> Task to carry out: State how many lines of the listing below include the word "English". Give only the number.

Start of Records provided

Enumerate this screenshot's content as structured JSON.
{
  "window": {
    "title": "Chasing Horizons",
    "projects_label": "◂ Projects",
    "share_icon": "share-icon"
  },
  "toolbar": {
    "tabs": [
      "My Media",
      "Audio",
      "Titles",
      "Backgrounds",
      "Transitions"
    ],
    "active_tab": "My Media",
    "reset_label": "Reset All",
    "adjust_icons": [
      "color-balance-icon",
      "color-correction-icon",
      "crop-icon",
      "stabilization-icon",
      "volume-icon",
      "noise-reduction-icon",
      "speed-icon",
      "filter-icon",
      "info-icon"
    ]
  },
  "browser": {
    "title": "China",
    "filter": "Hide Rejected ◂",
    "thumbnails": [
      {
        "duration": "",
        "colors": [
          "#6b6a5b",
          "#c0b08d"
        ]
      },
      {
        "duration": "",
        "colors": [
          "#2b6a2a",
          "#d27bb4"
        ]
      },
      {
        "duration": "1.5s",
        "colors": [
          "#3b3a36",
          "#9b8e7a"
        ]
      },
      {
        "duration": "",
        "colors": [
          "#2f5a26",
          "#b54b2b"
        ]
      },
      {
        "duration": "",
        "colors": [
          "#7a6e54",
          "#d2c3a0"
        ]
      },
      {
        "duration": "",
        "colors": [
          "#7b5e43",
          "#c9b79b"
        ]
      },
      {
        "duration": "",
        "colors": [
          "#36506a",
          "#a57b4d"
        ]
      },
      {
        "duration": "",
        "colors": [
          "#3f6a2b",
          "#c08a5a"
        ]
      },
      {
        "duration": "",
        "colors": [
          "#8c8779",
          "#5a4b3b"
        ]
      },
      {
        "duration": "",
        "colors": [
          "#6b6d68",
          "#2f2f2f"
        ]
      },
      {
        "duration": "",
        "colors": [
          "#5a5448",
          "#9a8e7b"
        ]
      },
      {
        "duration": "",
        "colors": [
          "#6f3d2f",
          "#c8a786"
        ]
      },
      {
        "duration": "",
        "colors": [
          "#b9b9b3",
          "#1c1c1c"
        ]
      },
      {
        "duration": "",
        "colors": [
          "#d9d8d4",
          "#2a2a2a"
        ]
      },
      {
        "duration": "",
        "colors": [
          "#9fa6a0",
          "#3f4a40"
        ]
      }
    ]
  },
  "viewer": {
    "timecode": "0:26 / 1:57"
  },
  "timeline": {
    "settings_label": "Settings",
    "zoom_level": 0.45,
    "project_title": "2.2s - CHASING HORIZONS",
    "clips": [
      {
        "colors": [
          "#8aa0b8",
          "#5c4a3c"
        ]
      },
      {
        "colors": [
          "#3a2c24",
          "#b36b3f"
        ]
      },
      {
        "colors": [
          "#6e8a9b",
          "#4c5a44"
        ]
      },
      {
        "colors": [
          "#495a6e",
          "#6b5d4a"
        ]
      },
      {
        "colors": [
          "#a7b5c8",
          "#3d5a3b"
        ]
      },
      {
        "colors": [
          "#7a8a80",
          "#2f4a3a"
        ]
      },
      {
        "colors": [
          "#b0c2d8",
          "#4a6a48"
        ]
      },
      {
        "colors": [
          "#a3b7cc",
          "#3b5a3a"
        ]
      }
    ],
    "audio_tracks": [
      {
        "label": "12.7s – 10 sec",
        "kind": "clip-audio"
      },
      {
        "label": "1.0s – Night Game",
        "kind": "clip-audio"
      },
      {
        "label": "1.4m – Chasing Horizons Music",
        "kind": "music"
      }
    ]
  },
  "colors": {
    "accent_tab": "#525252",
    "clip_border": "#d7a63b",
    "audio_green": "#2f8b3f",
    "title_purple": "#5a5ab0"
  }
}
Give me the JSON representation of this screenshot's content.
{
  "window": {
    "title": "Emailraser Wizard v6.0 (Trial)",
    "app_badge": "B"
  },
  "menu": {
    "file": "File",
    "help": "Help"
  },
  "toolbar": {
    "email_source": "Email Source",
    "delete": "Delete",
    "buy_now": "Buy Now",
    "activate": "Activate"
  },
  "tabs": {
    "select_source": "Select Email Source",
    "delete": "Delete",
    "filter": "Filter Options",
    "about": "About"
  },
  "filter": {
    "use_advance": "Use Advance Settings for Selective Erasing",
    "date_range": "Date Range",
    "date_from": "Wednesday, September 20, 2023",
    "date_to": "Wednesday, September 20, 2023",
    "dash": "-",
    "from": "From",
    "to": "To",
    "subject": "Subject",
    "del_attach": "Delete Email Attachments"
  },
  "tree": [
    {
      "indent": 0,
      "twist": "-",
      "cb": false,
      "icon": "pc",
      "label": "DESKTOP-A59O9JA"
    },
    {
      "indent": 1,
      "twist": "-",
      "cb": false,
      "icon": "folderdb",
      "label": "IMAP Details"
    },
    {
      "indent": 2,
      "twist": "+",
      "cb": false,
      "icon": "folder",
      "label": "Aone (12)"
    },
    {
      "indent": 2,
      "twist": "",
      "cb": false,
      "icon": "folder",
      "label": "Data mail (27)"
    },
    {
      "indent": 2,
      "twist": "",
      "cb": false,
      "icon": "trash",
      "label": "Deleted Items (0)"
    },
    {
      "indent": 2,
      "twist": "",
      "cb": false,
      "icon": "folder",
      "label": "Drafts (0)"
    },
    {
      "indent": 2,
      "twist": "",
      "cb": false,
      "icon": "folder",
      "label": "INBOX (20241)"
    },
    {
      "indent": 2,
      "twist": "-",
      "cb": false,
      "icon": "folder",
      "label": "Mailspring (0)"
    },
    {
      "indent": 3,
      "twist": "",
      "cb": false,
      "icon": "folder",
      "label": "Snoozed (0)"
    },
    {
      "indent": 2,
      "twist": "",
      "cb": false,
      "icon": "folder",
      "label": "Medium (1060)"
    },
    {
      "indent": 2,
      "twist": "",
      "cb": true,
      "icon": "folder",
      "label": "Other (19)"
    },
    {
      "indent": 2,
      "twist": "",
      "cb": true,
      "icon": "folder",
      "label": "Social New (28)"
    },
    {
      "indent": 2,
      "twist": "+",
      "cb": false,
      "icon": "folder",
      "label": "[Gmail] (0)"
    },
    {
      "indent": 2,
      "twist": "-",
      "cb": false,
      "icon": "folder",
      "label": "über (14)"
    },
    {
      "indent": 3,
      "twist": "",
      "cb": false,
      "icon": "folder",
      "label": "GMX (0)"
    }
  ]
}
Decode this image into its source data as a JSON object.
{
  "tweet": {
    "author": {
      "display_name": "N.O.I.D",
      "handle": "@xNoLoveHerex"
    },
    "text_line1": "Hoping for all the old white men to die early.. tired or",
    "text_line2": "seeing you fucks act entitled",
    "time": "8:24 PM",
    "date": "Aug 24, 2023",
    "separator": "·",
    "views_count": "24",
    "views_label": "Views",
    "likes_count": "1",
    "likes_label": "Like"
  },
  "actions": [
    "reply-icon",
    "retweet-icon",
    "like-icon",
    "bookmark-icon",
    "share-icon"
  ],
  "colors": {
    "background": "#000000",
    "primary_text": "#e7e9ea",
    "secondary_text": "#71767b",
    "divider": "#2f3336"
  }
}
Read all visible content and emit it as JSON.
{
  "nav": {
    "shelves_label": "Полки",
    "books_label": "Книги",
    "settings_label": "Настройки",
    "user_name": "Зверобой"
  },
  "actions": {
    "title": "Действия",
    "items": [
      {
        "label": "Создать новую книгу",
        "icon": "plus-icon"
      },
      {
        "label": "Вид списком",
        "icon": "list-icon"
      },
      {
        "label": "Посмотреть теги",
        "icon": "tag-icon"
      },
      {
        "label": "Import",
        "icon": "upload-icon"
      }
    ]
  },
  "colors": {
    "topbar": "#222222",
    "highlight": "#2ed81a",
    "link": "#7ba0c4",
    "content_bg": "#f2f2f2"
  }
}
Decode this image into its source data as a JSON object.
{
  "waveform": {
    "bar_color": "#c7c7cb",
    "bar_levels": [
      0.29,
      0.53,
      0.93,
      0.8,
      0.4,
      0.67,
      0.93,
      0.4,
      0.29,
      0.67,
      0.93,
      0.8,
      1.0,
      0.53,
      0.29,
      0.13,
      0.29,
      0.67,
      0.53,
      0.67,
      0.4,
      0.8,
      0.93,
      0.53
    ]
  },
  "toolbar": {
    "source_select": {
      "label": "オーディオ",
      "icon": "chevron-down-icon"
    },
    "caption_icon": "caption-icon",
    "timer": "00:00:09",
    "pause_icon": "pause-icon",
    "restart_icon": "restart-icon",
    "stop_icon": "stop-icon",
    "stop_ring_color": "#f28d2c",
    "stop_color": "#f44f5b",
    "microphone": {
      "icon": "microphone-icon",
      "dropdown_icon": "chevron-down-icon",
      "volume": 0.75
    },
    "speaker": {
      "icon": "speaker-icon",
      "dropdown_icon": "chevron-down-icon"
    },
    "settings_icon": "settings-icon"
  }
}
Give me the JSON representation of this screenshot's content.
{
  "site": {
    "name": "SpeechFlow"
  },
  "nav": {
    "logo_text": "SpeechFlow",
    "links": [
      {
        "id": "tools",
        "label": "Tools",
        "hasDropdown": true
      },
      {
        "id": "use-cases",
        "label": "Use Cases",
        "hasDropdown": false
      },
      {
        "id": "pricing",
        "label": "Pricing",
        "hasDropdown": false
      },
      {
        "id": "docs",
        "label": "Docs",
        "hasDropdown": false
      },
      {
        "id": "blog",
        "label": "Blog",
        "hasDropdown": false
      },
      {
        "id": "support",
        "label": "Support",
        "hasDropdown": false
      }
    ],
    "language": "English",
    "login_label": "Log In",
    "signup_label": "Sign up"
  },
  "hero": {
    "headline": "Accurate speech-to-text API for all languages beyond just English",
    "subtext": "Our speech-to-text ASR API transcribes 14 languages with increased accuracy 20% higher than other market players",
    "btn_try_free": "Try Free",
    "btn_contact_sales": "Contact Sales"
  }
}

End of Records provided

> Task result: 2